In the March 19-20, 2010 workshop led by the sub-project group and participated in by the larger Cultural Property Research Group as a whole, the aim was to describe research findings to date, to articulate them with the models and findings developing in other sub-projects, and to bounce these ideas off of a group of guest scholars visiting for the occasion. The topics considered on these days included: (1) International Trade Law and Cultural Diversity, (2) Fragmentation, and (3) International Negotiations in Different Fora, Regimes, and Organizations. The two main guests invited were Michael Hahn of the University of Lausanne and Nele Matz-Lück of the MPI Heidelberg.
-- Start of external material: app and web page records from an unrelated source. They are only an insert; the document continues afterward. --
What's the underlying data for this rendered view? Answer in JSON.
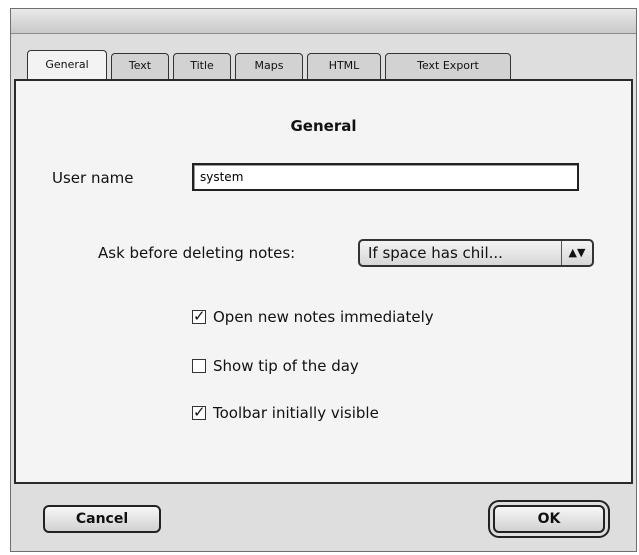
{
  "tabs": [
    {
      "label": "General",
      "active": true
    },
    {
      "label": "Text",
      "active": false
    },
    {
      "label": "Title",
      "active": false
    },
    {
      "label": "Maps",
      "active": false
    },
    {
      "label": "HTML",
      "active": false
    },
    {
      "label": "Text Export",
      "active": false
    }
  ],
  "panel": {
    "title": "General",
    "user_name_label": "User name",
    "user_name_value": "system",
    "ask_delete_label": "Ask before deleting notes:",
    "ask_delete_selected": "If space has chil...",
    "options": [
      {
        "label": "Open new notes immediately",
        "checked": true
      },
      {
        "label": "Show tip of the day",
        "checked": false
      },
      {
        "label": "Toolbar initially visible",
        "checked": true
      }
    ]
  },
  "buttons": {
    "cancel": "Cancel",
    "ok": "OK"
  }
}
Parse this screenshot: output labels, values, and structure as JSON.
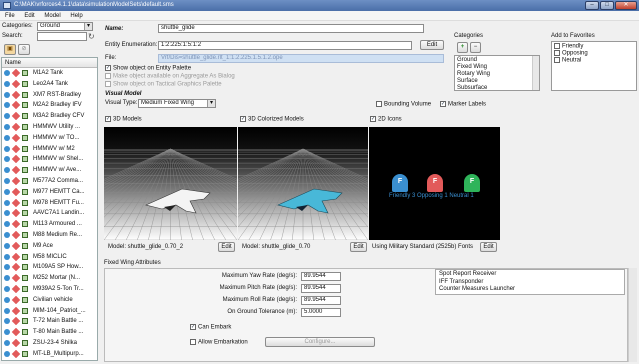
{
  "window": {
    "title": "C:\\MAK\\vrforces4.1.1\\data\\simulationModelSets\\default.sms"
  },
  "menu": [
    "File",
    "Edit",
    "Model",
    "Help"
  ],
  "left_panel": {
    "categories_label": "Categories:",
    "categories_value": "Ground",
    "search_label": "Search:",
    "list_header": "Name",
    "items": [
      "M1A2 Tank",
      "Leo2A4 Tank",
      "XM7 RST-Bradley",
      "M2A2 Bradley IFV",
      "M3A2 Bradley CFV",
      "HMMWV Utility ...",
      "HMMWV w/ TO...",
      "HMMWV w/ M2",
      "HMMWV w/ Shel...",
      "HMMWV w/ Ave...",
      "M577A2 Comma...",
      "M977 HEMTT Ca...",
      "M978 HEMTT Fu...",
      "AAVC7A1 Landin...",
      "M113 Armoured ...",
      "M88 Medium Re...",
      "M9 Ace",
      "M58 MICLIC",
      "M109A5 SP How...",
      "M252 Mortar (N...",
      "M939A2 5-Ton Tr...",
      "Civilian vehicle",
      "MIM-104_Patriot_...",
      "T-72 Main Battle ...",
      "T-80 Main Battle ...",
      "ZSU-23-4 Shilka",
      "MT-LB_Multipurp..."
    ]
  },
  "center": {
    "name_label": "Name:",
    "name_value": "shuttle_glide",
    "enum_label": "Entity Enumeration:",
    "enum_value": "1:2:225:1:5:1:2",
    "enum_edit": "Edit",
    "file_label": "File:",
    "file_value": "Vrf/Dis=shuttle_glide.rlt_1:1.2.225.1.5.1.2.ope",
    "show_entity_palette": "Show object on Entity Palette",
    "aggregate_as_bialog": "Make object available on Aggregate As Bialog",
    "show_tactical_palette": "Show object on Tactical Graphics Palette",
    "visual_model_label": "Visual Model",
    "visual_type_label": "Visual Type:",
    "visual_type_value": "Medium Fixed Wing",
    "bounding_volume": "Bounding Volume",
    "marker_labels": "Marker Labels",
    "models_3d": "3D Models",
    "models_3d_colorized": "3D Colorized Models",
    "icons_2d": "2D Icons",
    "model1_label": "Model: shuttle_glide_0.70_2",
    "model1_edit": "Edit",
    "model2_label": "Model: shuttle_glide_0.70",
    "model2_edit": "Edit",
    "model3_label": "Using Military Standard (2525b) Fonts",
    "model3_edit": "Edit",
    "tac_labels": [
      "F",
      "F",
      "F"
    ],
    "tac_caption": "Friendly 3   Opposing 1  Neutral 1",
    "fw_header": "Fixed Wing Attributes",
    "attrs": [
      {
        "label": "Maximum Yaw Rate (deg/s):",
        "value": "89.9544"
      },
      {
        "label": "Maximum Pitch Rate (deg/s):",
        "value": "89.9544"
      },
      {
        "label": "Maximum Roll Rate (deg/s):",
        "value": "89.9544"
      },
      {
        "label": "On Ground Tolerance (m):",
        "value": "5.0000"
      }
    ],
    "can_embark": "Can Embark",
    "allow_embarkation": "Allow Embarkation",
    "configure": "Configure..."
  },
  "categories_panel": {
    "label": "Categories",
    "items": [
      "Ground",
      "Fixed Wing",
      "Rotary Wing",
      "Surface",
      "Subsurface"
    ],
    "lower_items": [
      "Spot Report Receiver",
      "IFF Transponder",
      "Counter Measures Launcher"
    ]
  },
  "favorites_panel": {
    "label": "Add to Favorites",
    "items": [
      "Friendly",
      "Opposing",
      "Neutral"
    ]
  },
  "colors": {
    "friendly": "#3a8fd0",
    "opposing": "#e25a5a",
    "neutral": "#2fb45a",
    "viewport_bg": "#000000"
  }
}
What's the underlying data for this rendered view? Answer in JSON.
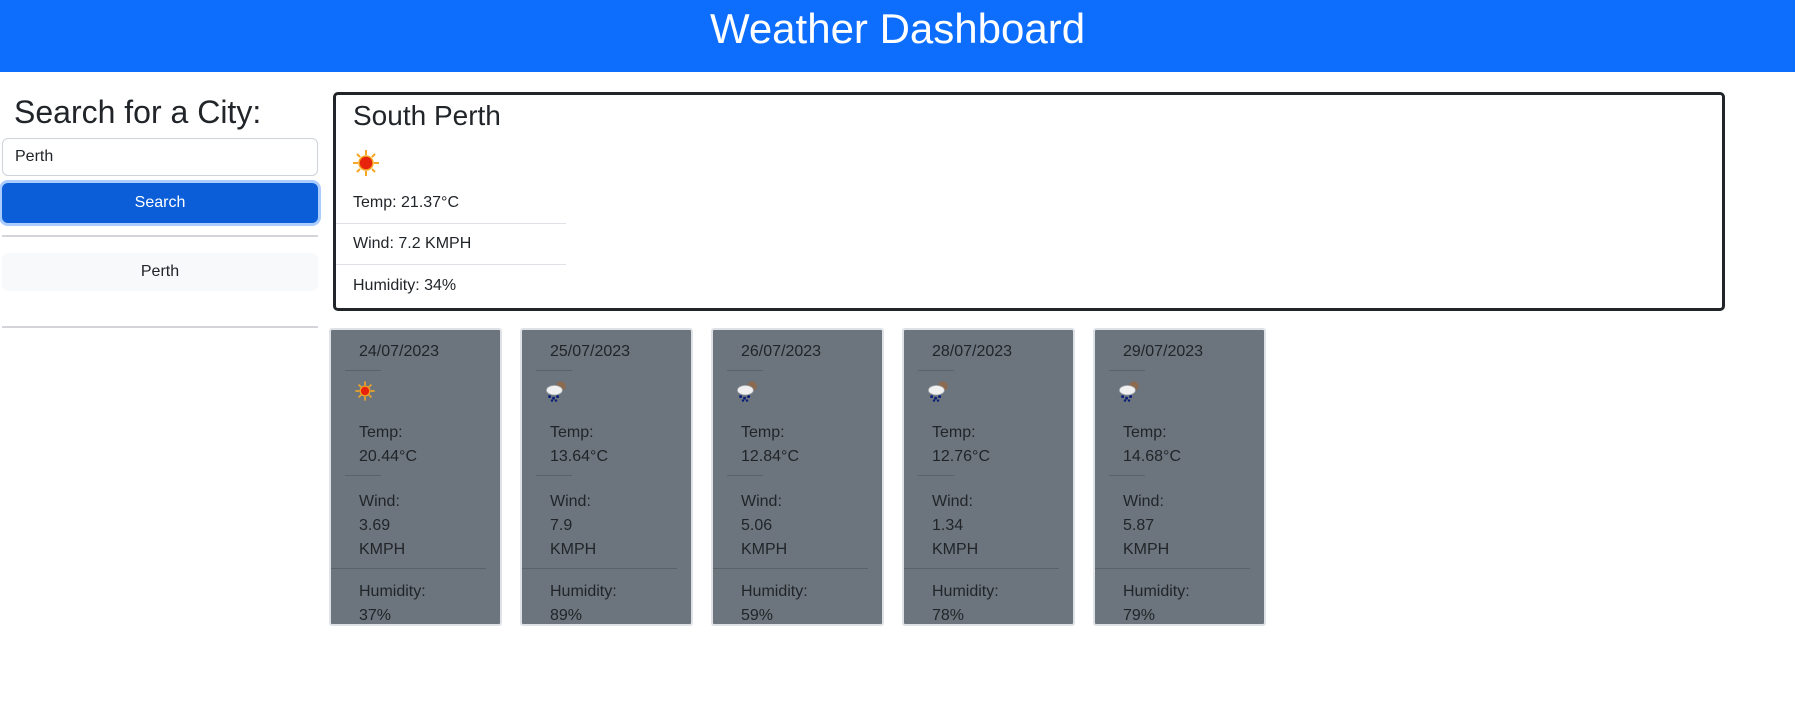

I was able to participate in the opening session in which Stoll described very effectively the state of play in these related domains of international law vis-a-vis the work of the sub-group and the total project as a whole. This was followed by a rich set of commentaries by the two special guests and a very fruitful discussion by all of the participants.
I was struck by two aspects of this experience. One was the very effective degree to which the various sub-projects of the overall project were contributing very fruitfully to one another, despite considerable difference in disciplinary backgrounds and norms (in economics, social anthropology, folklore/ethnology, and law). The other was the remarkable effectiveness of the institutions that the group has developed for communicating internally and externally and for moving the research process forward fruitfully despite the size and complexity of the undertaking. As was true throughout my visit, my participation in the International Law Workshop was instructive in both substantive ways and in terms of what it taught me about organizing large and ambitious collaborative research projects.